Tip number two, prioritise sleep. Now to quote the Dalai Lama sleep is the best meditation. The better your sleep, the better your scores will be in your stress measurements, and the more productive you’ll be during the day without draining your well being, which of course is the path to burnout. Sleep is a peculiar one, in that it can be both the cause of burnout and the result of burnout. Now the two books I recommend on this subject to help you understand how to get better sleep are Richard Wiseman’s Night School, and Matthew Walker’s Why We Sleep. Both books will inform you and help you to understand your sleep. And you’ll find links below to these books and some other resources to help you improve your sleep in the description below.

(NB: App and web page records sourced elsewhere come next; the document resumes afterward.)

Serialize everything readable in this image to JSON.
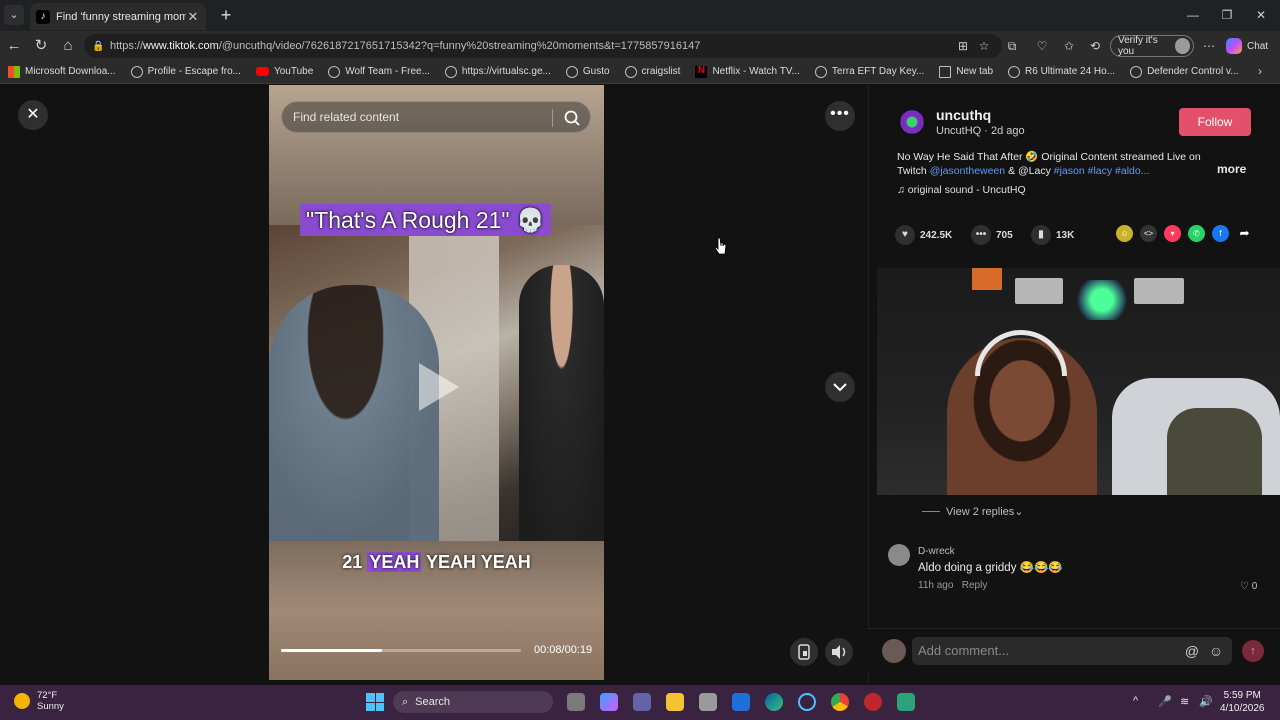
{
  "browser": {
    "tab_title": "Find 'funny streaming moments' o",
    "url_prefix": "https://",
    "url_domain": "www.tiktok.com",
    "url_path": "/@uncuthq/video/7626187217651715342?q=funny%20streaming%20moments&t=1775857916147",
    "verify_label": "Verify it's you",
    "chat_label": "Chat",
    "bookmarks": [
      {
        "label": "Microsoft Downloa...",
        "icon": "microsoft-icon"
      },
      {
        "label": "Profile - Escape fro...",
        "icon": "globe-icon"
      },
      {
        "label": "YouTube",
        "icon": "youtube-icon"
      },
      {
        "label": "Wolf Team - Free...",
        "icon": "globe-icon"
      },
      {
        "label": "https://virtualsc.ge...",
        "icon": "globe-icon"
      },
      {
        "label": "Gusto",
        "icon": "globe-icon"
      },
      {
        "label": "craigslist",
        "icon": "globe-icon"
      },
      {
        "label": "Netflix - Watch TV...",
        "icon": "netflix-icon"
      },
      {
        "label": "Terra EFT Day Key...",
        "icon": "globe-icon"
      },
      {
        "label": "New tab",
        "icon": "newtab-icon"
      },
      {
        "label": "R6 Ultimate 24 Ho...",
        "icon": "globe-icon"
      },
      {
        "label": "Defender Control v...",
        "icon": "globe-icon"
      }
    ]
  },
  "video": {
    "search_placeholder": "Find related content",
    "caption": "\"That's A Rough 21\" 💀",
    "subtitle_plain": "21",
    "subtitle_highlight": "YEAH",
    "subtitle_rest": "YEAH YEAH",
    "time": "00:08/00:19",
    "progress": 0.42
  },
  "post": {
    "username": "uncuthq",
    "subline": "UncutHQ · 2d ago",
    "follow_label": "Follow",
    "desc_text": "No Way He Said That After 🤣 Original Content streamed Live on Twitch ",
    "desc_mention1": "@jasontheween",
    "desc_amp": " & ",
    "desc_mention2": "@Lacy",
    "desc_tags": " #jason #lacy #aldo...",
    "more_label": "more",
    "sound": "original sound - UncutHQ",
    "likes": "242.5K",
    "comments": "705",
    "saves": "13K"
  },
  "comments": {
    "view_replies": "View 2 replies",
    "items": [
      {
        "author": "D-wreck",
        "text": "Aldo doing a griddy 😂😂😂",
        "time": "11h ago",
        "reply_label": "Reply",
        "likes": "0"
      }
    ],
    "input_placeholder": "Add comment..."
  },
  "taskbar": {
    "temp": "72°F",
    "condition": "Sunny",
    "search_label": "Search",
    "time": "5:59 PM",
    "date": "4/10/2026"
  },
  "colors": {
    "follow": "#e3506a",
    "caption_highlight": "#8a4bd0",
    "link": "#5b9bff"
  }
}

The third tip is to activate your Vagus nerve. The vagus nerve is your closest ally in staying well. And there are a wide range of activities and techniques for stimulating this essential nerve that I talked about a lot of my videos. My personal favourite, is coherent breathing, which means breathing at a balanced manner, at a rate of about five breaths a minute, try to do this for 20 minutes a day, even if you break it up into periods of five minutes. And you can use the breathing paces such as the videos on my channel, you can use your Apple Watch, or ideally the Heartmath Inner Balance device. Other ways to stimulate your vagus nerve include splashing your face with cold water doing yoga or someone in your bubble, massage your neck. Now it’s a little known fact that the Vagus nerve innervates the facial muscles, so why not try watching comedies that make you laugh because laughing is an incredibly restorative activity.
There are of course technologies that also stimulate the Vagus nerve for you. And these include the Neuvana Xen if you can get hold of it in your country, and you will find other technologies listed in the description below.
The fourth and final tip is to do what I call Situational Analysis, which is a fancy way of doing what stoic practitioners call Enchiridion, something like that. And it’s simply about bringing focus to those things in your life that you can control, and recognising but not expending energy, worrying about things that are out of your control. So grab a pen and paper and write down a list of things that are going on around you that you cannot control, such as the state of the pandemic, what the government is or isn’t doing, whether the gym is open, what the weather’s doing. And when you can see friends and family face to face. I know it sounds a bit depressing. But it’s important for you to accept that these things will do what they do, whether or not you worry about them. Then write down what you can control, such as what you eat, how much you sleep and exercise, how much time you spend talking to friends and family, even if for the time being that might be through zoom. You can also write down things that you can do that will mitigate or lessen the impact of some of those things that you can’t control, such as staying healthy. Now, this is actually a far more productive way to help you develop your New Year’s resolutions. Because your New Year’s resolutions are far more likely to be realistic and achievable goals if you focus on those things that are within your sphere of control. Focusing on that which you control will give you more positive feedback.
#burnout #2021 #vagusnerve